§ WORK REQUEST:
Pick each line containing "folder" out of the records.

§ DATASET EXCERPTS:
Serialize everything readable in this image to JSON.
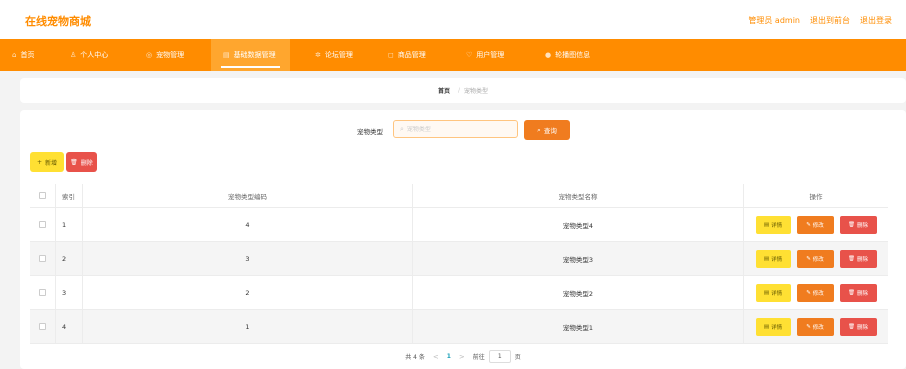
{
  "app": {
    "title": "在线宠物商城"
  },
  "header_right": {
    "admin": "管理员 admin",
    "back_to_front": "退出到前台",
    "logout": "退出登录"
  },
  "nav": [
    {
      "label": "首页",
      "icon": "⌂"
    },
    {
      "label": "个人中心",
      "icon": "♙"
    },
    {
      "label": "宠物管理",
      "icon": "◎"
    },
    {
      "label": "基础数据管理",
      "icon": "▤"
    },
    {
      "label": "论坛管理",
      "icon": "✲"
    },
    {
      "label": "商品管理",
      "icon": "◻"
    },
    {
      "label": "用户管理",
      "icon": "♡"
    },
    {
      "label": "轮播图信息",
      "icon": "●"
    }
  ],
  "breadcrumb": {
    "home": "首页",
    "separator": "/",
    "current": "宠物类型"
  },
  "search": {
    "label": "宠物类型",
    "placeholder": "宠物类型",
    "value": "",
    "button": "查询"
  },
  "actions": {
    "add": "新增",
    "delete": "删除"
  },
  "table": {
    "columns": [
      "索引",
      "宠物类型编码",
      "宠物类型名称",
      "操作"
    ],
    "rows": [
      {
        "index": "1",
        "code": "4",
        "name": "宠物类型4"
      },
      {
        "index": "2",
        "code": "3",
        "name": "宠物类型3"
      },
      {
        "index": "3",
        "code": "2",
        "name": "宠物类型2"
      },
      {
        "index": "4",
        "code": "1",
        "name": "宠物类型1"
      }
    ],
    "row_ops": {
      "detail": "详情",
      "edit": "修改",
      "delete": "删除"
    }
  },
  "pagination": {
    "total": "共 4 条",
    "prev": "<",
    "current_page": "1",
    "next": ">",
    "goto_label": "前往",
    "goto_value": "1",
    "page_suffix": "页"
  },
  "colors": {
    "accent": "#ff8c00",
    "add_button": "#ffe033",
    "edit_button": "#f07c1f",
    "delete_button": "#e8524a",
    "page_link": "#1ba1b8"
  }
}
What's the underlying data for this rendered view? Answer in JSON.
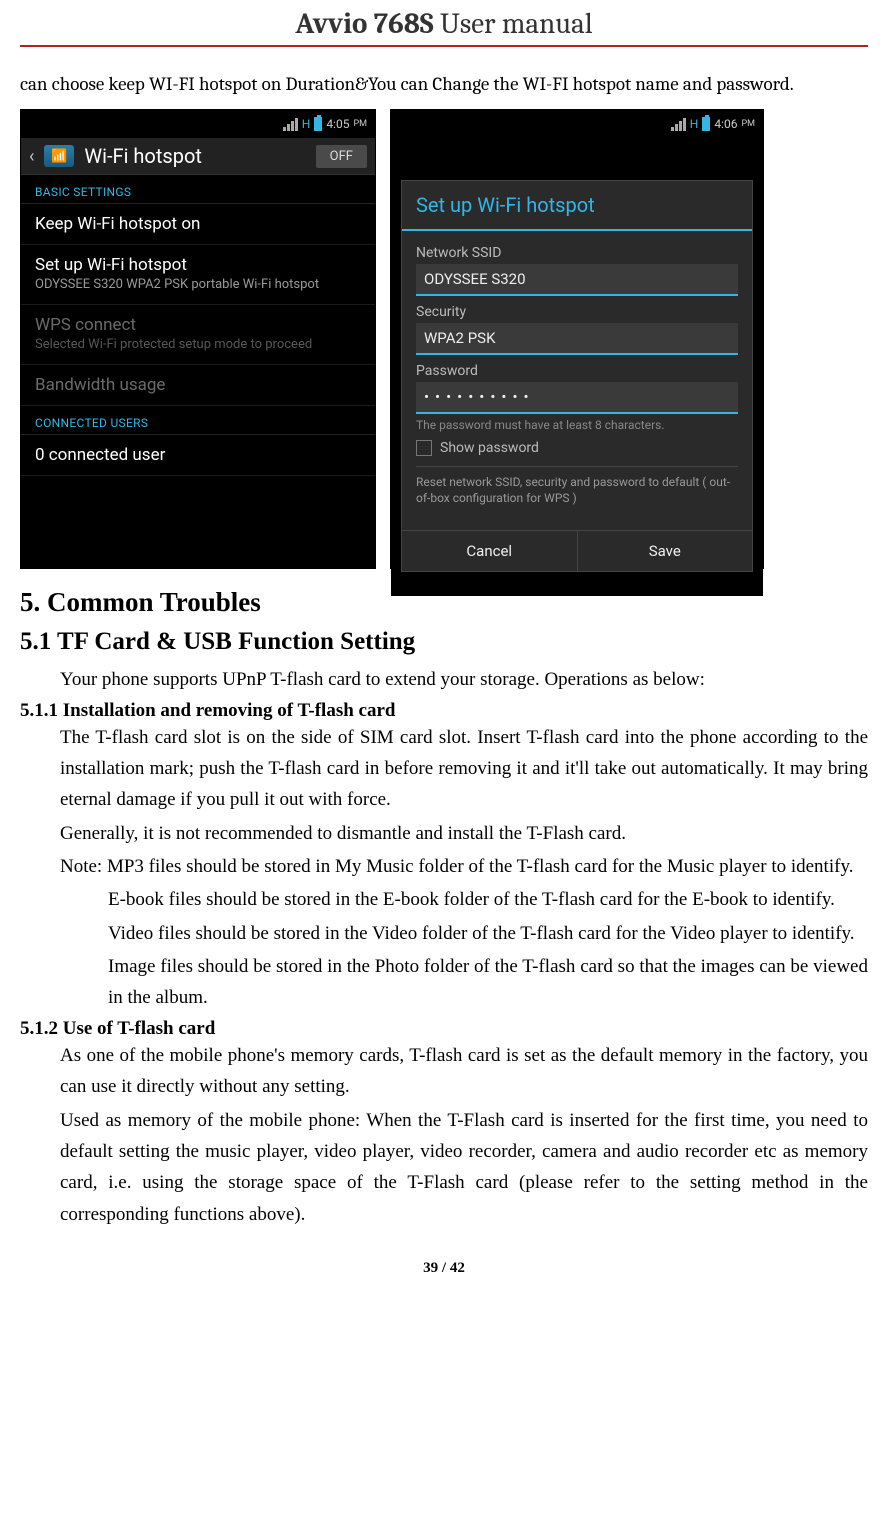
{
  "header": {
    "title_strong": "Avvio 768S",
    "title_light": " User manual"
  },
  "intro": "can choose keep WI-FI hotspot on Duration&You can Change the WI-FI hotspot name and password.",
  "phone1": {
    "time": "4:05",
    "ampm": "PM",
    "title": "Wi-Fi hotspot",
    "toggle": "OFF",
    "section_basic": "BASIC SETTINGS",
    "row_keep": "Keep Wi-Fi hotspot on",
    "row_setup_title": "Set up Wi-Fi hotspot",
    "row_setup_sub": "ODYSSEE S320 WPA2 PSK portable Wi-Fi hotspot",
    "row_wps_title": "WPS connect",
    "row_wps_sub": "Selected Wi-Fi protected setup mode to proceed",
    "row_band": "Bandwidth usage",
    "section_connected": "CONNECTED USERS",
    "row_users": "0 connected user"
  },
  "phone2": {
    "time": "4:06",
    "ampm": "PM",
    "dlg_title": "Set up Wi-Fi hotspot",
    "lbl_ssid": "Network SSID",
    "val_ssid": "ODYSSEE S320",
    "lbl_security": "Security",
    "val_security": "WPA2 PSK",
    "lbl_password": "Password",
    "val_password": "••••••••••",
    "pw_hint": "The password must have at least 8 characters.",
    "show_pw": "Show password",
    "reset_txt": "Reset network SSID, security and password to default ( out-of-box configuration for WPS )",
    "btn_cancel": "Cancel",
    "btn_save": "Save"
  },
  "sections": {
    "h2": "5. Common Troubles",
    "h3": "5.1 TF Card & USB Function Setting",
    "p1": "Your phone supports UPnP T-flash card to extend your storage. Operations as below:",
    "h4a": "5.1.1 Installation and removing of T-flash card",
    "p2": "The T-flash card slot is on the side of SIM card slot. Insert T-flash card into the phone according to the installation mark; push the T-flash card in before removing it and it'll take out automatically. It may bring eternal damage if you pull it out with force.",
    "p3": "Generally, it is not recommended to dismantle and install the T-Flash card.",
    "note1": "Note: MP3 files should be stored in My Music folder of the T-flash card for the Music player to identify.",
    "note2": "E-book files should be stored in the E-book folder of the T-flash card for the E-book to identify.",
    "note3": "Video files should be stored in the Video folder of the T-flash card for the Video player to identify.",
    "note4": "Image files should be stored in the Photo folder of the T-flash card so that the images can be viewed in the album.",
    "h4b": "5.1.2 Use of T-flash card",
    "p4": "As one of the mobile phone's memory cards, T-flash card is set as the default memory in the factory, you can use it directly without any setting.",
    "p5": "Used as memory of the mobile phone: When the T-Flash card is inserted for the first time, you need to default setting the music player, video player, video recorder, camera and audio recorder etc as memory card, i.e. using the storage space of the T-Flash card (please refer to the setting method in the corresponding functions above)."
  },
  "footer": {
    "page": "39 / 42"
  }
}
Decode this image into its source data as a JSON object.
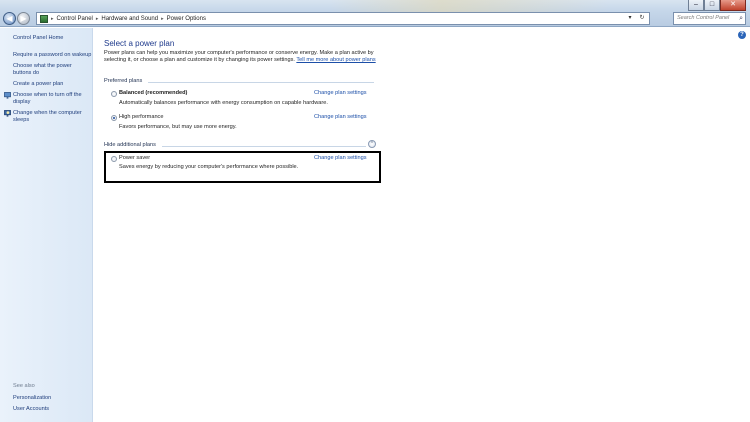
{
  "window": {
    "minimize_glyph": "–",
    "maximize_glyph": "□",
    "close_glyph": "✕"
  },
  "nav": {
    "back_glyph": "◀",
    "forward_glyph": "▶",
    "dropdown_glyph": "▾"
  },
  "address": {
    "crumbs": [
      "Control Panel",
      "Hardware and Sound",
      "Power Options"
    ],
    "separator": "▸",
    "dropdown_glyph": "▾",
    "refresh_glyph": "↻"
  },
  "search": {
    "placeholder": "Search Control Panel",
    "icon_glyph": "⌕"
  },
  "help": {
    "glyph": "?"
  },
  "sidebar": {
    "home": "Control Panel Home",
    "items": [
      {
        "label": "Require a password on wakeup",
        "icon": "none"
      },
      {
        "label": "Choose what the power buttons do",
        "icon": "none"
      },
      {
        "label": "Create a power plan",
        "icon": "none"
      },
      {
        "label": "Choose when to turn off the display",
        "icon": "monitor-icon"
      },
      {
        "label": "Change when the computer sleeps",
        "icon": "moon-icon"
      }
    ],
    "see_also": "See also",
    "see_also_links": [
      "Personalization",
      "User Accounts"
    ]
  },
  "main": {
    "title": "Select a power plan",
    "description": "Power plans can help you maximize your computer's performance or conserve energy. Make a plan active by selecting it, or choose a plan and customize it by changing its power settings.",
    "description_link": "Tell me more about power plans",
    "preferred_header": "Preferred plans",
    "hide_header": "Hide additional plans",
    "collapse_glyph": "⌃",
    "plans": [
      {
        "name": "Balanced (recommended)",
        "description": "Automatically balances performance with energy consumption on capable hardware.",
        "link": "Change plan settings",
        "selected": false,
        "bold": true
      },
      {
        "name": "High performance",
        "description": "Favors performance, but may use more energy.",
        "link": "Change plan settings",
        "selected": true,
        "bold": false
      },
      {
        "name": "Power saver",
        "description": "Saves energy by reducing your computer's performance where possible.",
        "link": "Change plan settings",
        "selected": false,
        "bold": false
      }
    ]
  },
  "colors": {
    "link": "#1c4fa8",
    "title": "#1e3a8c",
    "sidebar_bg": "#dbe8f6",
    "highlight_border": "#000000"
  }
}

§ TASK RESPONSE:
    "note1": "Note: MP3 files should be stored in My Music folder of the T-flash card for the Music player to identify.",
    "note2": "E-book files should be stored in the E-book folder of the T-flash card for the E-book to identify.",
    "note3": "Video files should be stored in the Video folder of the T-flash card for the Video player to identify.",
    "note4": "Image files should be stored in the Photo folder of the T-flash card so that the images can be viewed in the album.",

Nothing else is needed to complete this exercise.